To fix a pickleball elbow, it is essential to rest the affected area and avoid putting any strain on the elbow. Applying ice to the area can help reduce inflammation and pain, while an over-the-counter anti-inflammatory medication may help. Stretching exercises can help strengthen the muscles around the joint and improve flexibility. Finally, wearing an elbow brace or sleeve during activity may provide additional support and protection.
Tennis elbow is a condition caused by overuse of the muscles and tendons in the elbow, which can be exacerbated by playing pickleball. The repetitive motion of swinging a pickleball paddle strains those muscles and tendons, leading to inflammation and pain.
Pickleball elbow is a common injury among pickleball players, but this condition can be managed with the proper preventive and treatment measures.
By understanding the signs and causes of pickleball elbow and learning about effective treatments such as rest, icing, stretching exercises, and strength training exercises, you can reduce your risk of developing this condition.

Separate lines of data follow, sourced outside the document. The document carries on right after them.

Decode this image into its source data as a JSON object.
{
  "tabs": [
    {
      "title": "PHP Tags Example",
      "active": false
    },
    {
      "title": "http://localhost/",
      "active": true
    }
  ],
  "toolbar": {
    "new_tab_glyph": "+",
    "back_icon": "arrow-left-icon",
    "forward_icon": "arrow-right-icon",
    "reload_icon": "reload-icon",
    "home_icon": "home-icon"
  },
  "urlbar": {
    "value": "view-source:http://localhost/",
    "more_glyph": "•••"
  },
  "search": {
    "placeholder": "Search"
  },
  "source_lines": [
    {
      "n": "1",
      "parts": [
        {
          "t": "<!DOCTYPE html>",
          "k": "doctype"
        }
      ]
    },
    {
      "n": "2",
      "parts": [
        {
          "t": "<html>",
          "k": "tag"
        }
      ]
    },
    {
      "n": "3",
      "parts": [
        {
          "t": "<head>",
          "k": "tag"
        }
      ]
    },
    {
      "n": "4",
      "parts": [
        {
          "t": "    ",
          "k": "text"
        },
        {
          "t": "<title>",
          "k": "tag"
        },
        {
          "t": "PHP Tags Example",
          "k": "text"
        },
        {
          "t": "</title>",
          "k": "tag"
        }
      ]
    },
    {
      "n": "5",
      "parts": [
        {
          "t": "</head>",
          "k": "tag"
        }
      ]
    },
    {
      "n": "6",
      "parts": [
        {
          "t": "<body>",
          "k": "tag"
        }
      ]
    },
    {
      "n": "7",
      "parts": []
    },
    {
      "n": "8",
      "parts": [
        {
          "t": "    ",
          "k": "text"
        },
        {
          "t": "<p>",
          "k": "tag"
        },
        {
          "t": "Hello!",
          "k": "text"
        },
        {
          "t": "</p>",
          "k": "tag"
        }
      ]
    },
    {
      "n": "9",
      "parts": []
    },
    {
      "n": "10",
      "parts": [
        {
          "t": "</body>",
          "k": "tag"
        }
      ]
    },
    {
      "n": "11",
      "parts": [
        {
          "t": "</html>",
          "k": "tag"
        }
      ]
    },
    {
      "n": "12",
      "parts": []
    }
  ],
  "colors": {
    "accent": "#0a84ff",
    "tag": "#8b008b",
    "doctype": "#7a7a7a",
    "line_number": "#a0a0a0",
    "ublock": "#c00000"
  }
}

With proper care and dedication to prevention methods, such as proper technique and warm-up before playing pickleball, you can stay safe and healthy in the game for years to come. By following the steps provided above, you can prevent and treat pickleball elbow and enjoy playing pickleball without pain.
Remember to listen to your body and take care of your elbow. Happy pickleballing!
I am a professional physiotherapist and the author of the BallSportsPro. I worked with athletes of all levels, from amateur to professional, and i helped them overcome injuries and improve their performance. I am a certified Pickleball instructor and has been playing the sport for over 10 years.